should not use any other data structures. Your code should use “generic” type parameters appropriately when creating any
collection objects. You must declare such collections with a suitable element type within <> brackets. You should use
the array list and its methods appropriately, and take advantage of its ability to “shift” elements as they are added or
removed. Your list should not store any invalid or null elements as a result of any mouse click activity.
Properly encapsulate your objects by making any data fields in your class private. Avoid unnecessary fields; use fields
to store important data of your objects but not to store temporary values only used in one place. Fields should always be
initialized inside a constructor or method, never at declaration.
You should follow good general Java style guidelines such as: appropriately using control structures like loops and
if/else statements; avoiding redundancy using techniques such as methods, loops, and factoring common code out of
if/else statements; properly using indentation, good variable names, and types; and not having any lines of code longer
than 100 characters in length. (If you have any such lines, split them into two or more lines using a line break.)
You should comment your code with a heading at the top of your class with your name, section, and a description of the
overall program. Also place a comment heading on top of each method, and a comment on any complex sections of your
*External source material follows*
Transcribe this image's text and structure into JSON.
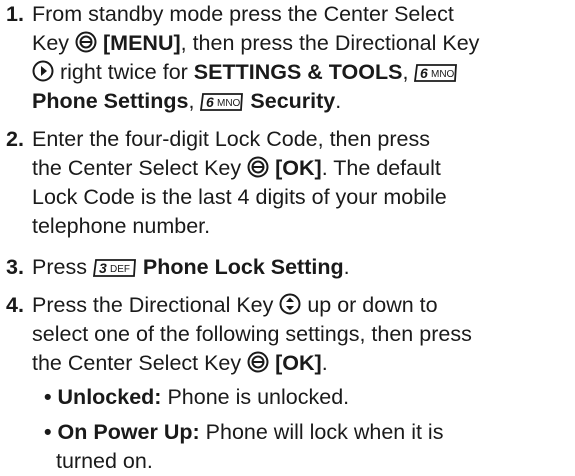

code. Comment headings should use descriptive complete sentences and should be written in your own words, explaining
each method’s behavior, parameters, return values, and assumptions made by your code, as appropriate.
Unless otherwise specified, your solution should use only material taught in class and in the book chapters covered so far.
For reference, our solution to this program is around 80 lines long including comments (and has 36 “substantive” lines
according to our Indenter tool on the course web site). But you do not have to match this; it’s just listed as a sanity check.